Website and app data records

________________________

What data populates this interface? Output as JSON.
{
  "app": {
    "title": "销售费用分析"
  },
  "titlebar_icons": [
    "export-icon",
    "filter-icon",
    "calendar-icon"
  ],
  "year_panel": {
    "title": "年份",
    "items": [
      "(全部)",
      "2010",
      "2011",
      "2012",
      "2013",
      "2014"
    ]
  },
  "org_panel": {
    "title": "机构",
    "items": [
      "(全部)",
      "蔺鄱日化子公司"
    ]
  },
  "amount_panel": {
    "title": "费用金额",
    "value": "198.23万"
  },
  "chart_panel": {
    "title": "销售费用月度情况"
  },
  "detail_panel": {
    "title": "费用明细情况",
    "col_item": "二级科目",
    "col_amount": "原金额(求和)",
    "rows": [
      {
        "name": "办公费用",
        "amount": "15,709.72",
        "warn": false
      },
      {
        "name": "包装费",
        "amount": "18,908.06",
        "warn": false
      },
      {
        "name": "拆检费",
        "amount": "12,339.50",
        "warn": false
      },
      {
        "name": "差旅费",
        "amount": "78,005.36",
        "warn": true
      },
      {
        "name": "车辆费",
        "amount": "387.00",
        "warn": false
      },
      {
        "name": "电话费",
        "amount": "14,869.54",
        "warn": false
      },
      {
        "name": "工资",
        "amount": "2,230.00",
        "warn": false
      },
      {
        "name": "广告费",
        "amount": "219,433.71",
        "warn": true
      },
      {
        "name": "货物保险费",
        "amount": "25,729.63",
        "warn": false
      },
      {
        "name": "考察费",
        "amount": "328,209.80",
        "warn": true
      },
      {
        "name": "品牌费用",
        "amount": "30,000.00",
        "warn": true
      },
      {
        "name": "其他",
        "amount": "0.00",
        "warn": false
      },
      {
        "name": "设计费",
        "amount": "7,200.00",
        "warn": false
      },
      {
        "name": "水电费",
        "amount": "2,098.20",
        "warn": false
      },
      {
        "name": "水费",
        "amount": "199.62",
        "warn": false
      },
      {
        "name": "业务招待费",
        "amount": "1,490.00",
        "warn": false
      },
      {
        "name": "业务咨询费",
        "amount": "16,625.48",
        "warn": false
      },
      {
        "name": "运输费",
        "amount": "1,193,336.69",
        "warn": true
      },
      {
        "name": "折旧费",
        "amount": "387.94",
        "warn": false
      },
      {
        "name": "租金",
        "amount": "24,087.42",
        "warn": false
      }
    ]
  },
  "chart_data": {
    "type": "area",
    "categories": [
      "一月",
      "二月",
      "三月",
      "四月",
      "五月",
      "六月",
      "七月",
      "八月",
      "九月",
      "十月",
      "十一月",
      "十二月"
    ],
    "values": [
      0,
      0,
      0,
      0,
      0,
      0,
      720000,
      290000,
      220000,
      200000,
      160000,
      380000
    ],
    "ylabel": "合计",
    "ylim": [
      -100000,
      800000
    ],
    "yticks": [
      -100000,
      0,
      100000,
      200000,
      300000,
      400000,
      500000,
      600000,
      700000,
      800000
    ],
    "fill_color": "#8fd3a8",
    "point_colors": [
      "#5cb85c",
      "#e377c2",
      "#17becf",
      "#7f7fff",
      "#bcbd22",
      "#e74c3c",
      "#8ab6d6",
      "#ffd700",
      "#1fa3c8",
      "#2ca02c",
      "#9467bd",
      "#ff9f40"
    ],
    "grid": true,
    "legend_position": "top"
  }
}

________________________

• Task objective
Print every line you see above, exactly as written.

• Answer area
What data populates this interface? Output as JSON.
{
  "app": {
    "title": "销售费用分析"
  },
  "titlebar_icons": [
    "export-icon",
    "filter-icon",
    "calendar-icon"
  ],
  "year_panel": {
    "title": "年份",
    "items": [
      "(全部)",
      "2010",
      "2011",
      "2012",
      "2013",
      "2014"
    ]
  },
  "org_panel": {
    "title": "机构",
    "items": [
      "(全部)",
      "蔺鄱日化子公司"
    ]
  },
  "amount_panel": {
    "title": "费用金额",
    "value": "198.23万"
  },
  "chart_panel": {
    "title": "销售费用月度情况"
  },
  "detail_panel": {
    "title": "费用明细情况",
    "col_item": "二级科目",
    "col_amount": "原金额(求和)",
    "rows": [
      {
        "name": "办公费用",
        "amount": "15,709.72",
        "warn": false
      },
      {
        "name": "包装费",
        "amount": "18,908.06",
        "warn": false
      },
      {
        "name": "拆检费",
        "amount": "12,339.50",
        "warn": false
      },
      {
        "name": "差旅费",
        "amount": "78,005.36",
        "warn": true
      },
      {
        "name": "车辆费",
        "amount": "387.00",
        "warn": false
      },
      {
        "name": "电话费",
        "amount": "14,869.54",
        "warn": false
      },
      {
        "name": "工资",
        "amount": "2,230.00",
        "warn": false
      },
      {
        "name": "广告费",
        "amount": "219,433.71",
        "warn": true
      },
      {
        "name": "货物保险费",
        "amount": "25,729.63",
        "warn": false
      },
      {
        "name": "考察费",
        "amount": "328,209.80",
        "warn": true
      },
      {
        "name": "品牌费用",
        "amount": "30,000.00",
        "warn": true
      },
      {
        "name": "其他",
        "amount": "0.00",
        "warn": false
      },
      {
        "name": "设计费",
        "amount": "7,200.00",
        "warn": false
      },
      {
        "name": "水电费",
        "amount": "2,098.20",
        "warn": false
      },
      {
        "name": "水费",
        "amount": "199.62",
        "warn": false
      },
      {
        "name": "业务招待费",
        "amount": "1,490.00",
        "warn": false
      },
      {
        "name": "业务咨询费",
        "amount": "16,625.48",
        "warn": false
      },
      {
        "name": "运输费",
        "amount": "1,193,336.69",
        "warn": true
      },
      {
        "name": "折旧费",
        "amount": "387.94",
        "warn": false
      },
      {
        "name": "租金",
        "amount": "24,087.42",
        "warn": false
      }
    ]
  },
  "chart_data": {
    "type": "area",
    "categories": [
      "一月",
      "二月",
      "三月",
      "四月",
      "五月",
      "六月",
      "七月",
      "八月",
      "九月",
      "十月",
      "十一月",
      "十二月"
    ],
    "values": [
      0,
      0,
      0,
      0,
      0,
      0,
      720000,
      290000,
      220000,
      200000,
      160000,
      380000
    ],
    "ylabel": "合计",
    "ylim": [
      -100000,
      800000
    ],
    "yticks": [
      -100000,
      0,
      100000,
      200000,
      300000,
      400000,
      500000,
      600000,
      700000,
      800000
    ],
    "fill_color": "#8fd3a8",
    "point_colors": [
      "#5cb85c",
      "#e377c2",
      "#17becf",
      "#7f7fff",
      "#bcbd22",
      "#e74c3c",
      "#8ab6d6",
      "#ffd700",
      "#1fa3c8",
      "#2ca02c",
      "#9467bd",
      "#ff9f40"
    ],
    "grid": true,
    "legend_position": "top"
  }
}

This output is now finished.